Only the lines from the one that includes "Serialize everything readable" through the last line below belong in the reply, copied exactly and without pictures.

→ **Items from an interface collection**:

========

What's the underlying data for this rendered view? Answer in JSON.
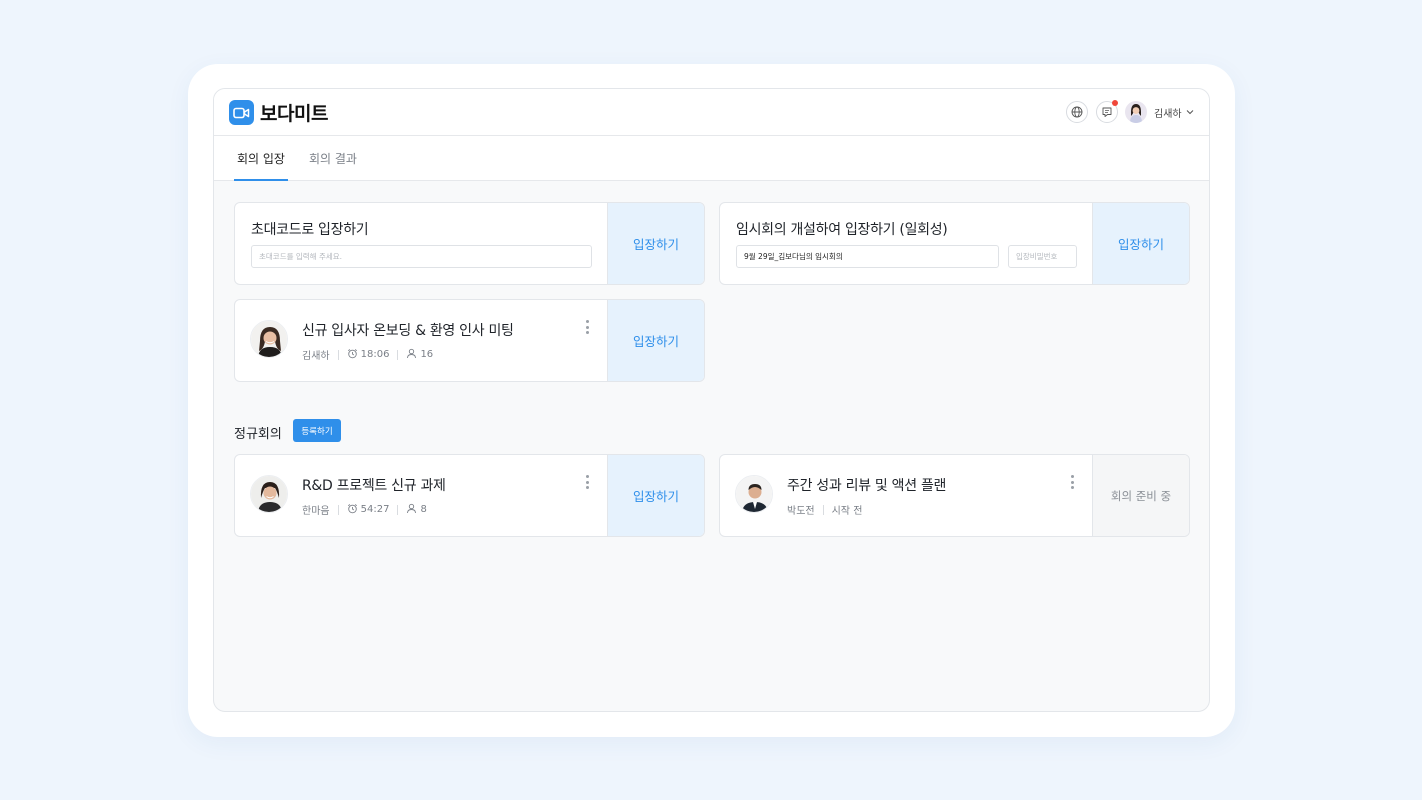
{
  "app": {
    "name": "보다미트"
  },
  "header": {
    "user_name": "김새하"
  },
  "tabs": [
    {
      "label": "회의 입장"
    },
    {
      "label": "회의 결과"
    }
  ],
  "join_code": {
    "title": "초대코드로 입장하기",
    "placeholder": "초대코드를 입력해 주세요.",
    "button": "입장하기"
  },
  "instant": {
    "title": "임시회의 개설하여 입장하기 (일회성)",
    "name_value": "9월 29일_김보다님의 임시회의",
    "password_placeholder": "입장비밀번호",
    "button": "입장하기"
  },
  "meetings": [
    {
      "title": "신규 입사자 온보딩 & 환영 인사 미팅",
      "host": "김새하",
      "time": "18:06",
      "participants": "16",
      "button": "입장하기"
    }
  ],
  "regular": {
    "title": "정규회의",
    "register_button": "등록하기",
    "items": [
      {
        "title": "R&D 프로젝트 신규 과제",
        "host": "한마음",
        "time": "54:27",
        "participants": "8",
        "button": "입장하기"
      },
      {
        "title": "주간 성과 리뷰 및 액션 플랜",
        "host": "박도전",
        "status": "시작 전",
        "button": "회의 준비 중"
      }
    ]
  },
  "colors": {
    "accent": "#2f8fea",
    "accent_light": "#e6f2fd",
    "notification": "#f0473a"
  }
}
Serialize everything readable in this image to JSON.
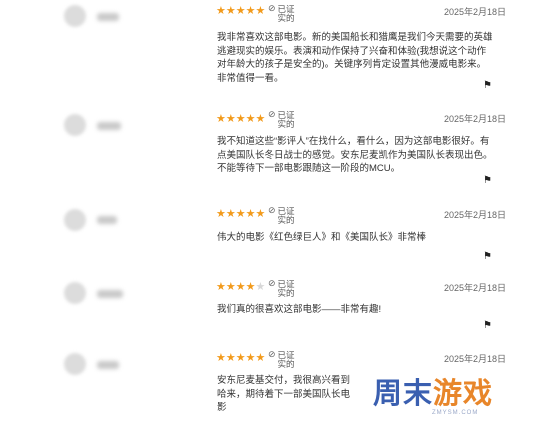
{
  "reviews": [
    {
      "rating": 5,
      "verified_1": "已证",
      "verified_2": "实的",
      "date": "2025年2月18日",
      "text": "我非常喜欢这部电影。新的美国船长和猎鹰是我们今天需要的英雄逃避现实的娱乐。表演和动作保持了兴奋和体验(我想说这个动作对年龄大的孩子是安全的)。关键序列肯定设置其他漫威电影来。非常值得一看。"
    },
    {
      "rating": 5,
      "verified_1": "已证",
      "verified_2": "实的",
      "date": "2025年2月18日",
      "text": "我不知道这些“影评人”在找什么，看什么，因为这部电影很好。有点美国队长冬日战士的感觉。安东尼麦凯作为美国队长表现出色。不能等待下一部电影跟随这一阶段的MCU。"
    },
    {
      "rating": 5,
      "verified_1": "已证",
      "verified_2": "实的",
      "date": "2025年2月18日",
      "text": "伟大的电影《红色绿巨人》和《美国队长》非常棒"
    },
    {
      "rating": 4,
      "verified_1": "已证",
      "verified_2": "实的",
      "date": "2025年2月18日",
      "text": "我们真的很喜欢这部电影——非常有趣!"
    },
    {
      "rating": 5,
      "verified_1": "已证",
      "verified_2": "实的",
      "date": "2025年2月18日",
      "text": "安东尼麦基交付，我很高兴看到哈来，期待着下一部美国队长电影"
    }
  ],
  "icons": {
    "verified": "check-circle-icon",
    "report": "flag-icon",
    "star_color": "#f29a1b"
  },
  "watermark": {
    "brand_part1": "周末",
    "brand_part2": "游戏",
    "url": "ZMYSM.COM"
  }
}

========

→ **Answer for the task**:
Serialize everything readable in this image to JSON.
{
  "reviews": [
    {
      "rating": 5,
      "verified_1": "已证",
      "verified_2": "实的",
      "date": "2025年2月18日",
      "text": "我非常喜欢这部电影。新的美国船长和猎鹰是我们今天需要的英雄逃避现实的娱乐。表演和动作保持了兴奋和体验(我想说这个动作对年龄大的孩子是安全的)。关键序列肯定设置其他漫威电影来。非常值得一看。"
    },
    {
      "rating": 5,
      "verified_1": "已证",
      "verified_2": "实的",
      "date": "2025年2月18日",
      "text": "我不知道这些“影评人”在找什么，看什么，因为这部电影很好。有点美国队长冬日战士的感觉。安东尼麦凯作为美国队长表现出色。不能等待下一部电影跟随这一阶段的MCU。"
    },
    {
      "rating": 5,
      "verified_1": "已证",
      "verified_2": "实的",
      "date": "2025年2月18日",
      "text": "伟大的电影《红色绿巨人》和《美国队长》非常棒"
    },
    {
      "rating": 4,
      "verified_1": "已证",
      "verified_2": "实的",
      "date": "2025年2月18日",
      "text": "我们真的很喜欢这部电影——非常有趣!"
    },
    {
      "rating": 5,
      "verified_1": "已证",
      "verified_2": "实的",
      "date": "2025年2月18日",
      "text": "安东尼麦基交付，我很高兴看到哈来，期待着下一部美国队长电影"
    }
  ],
  "icons": {
    "verified": "check-circle-icon",
    "report": "flag-icon",
    "star_color": "#f29a1b"
  },
  "watermark": {
    "brand_part1": "周末",
    "brand_part2": "游戏",
    "url": "ZMYSM.COM"
  }
}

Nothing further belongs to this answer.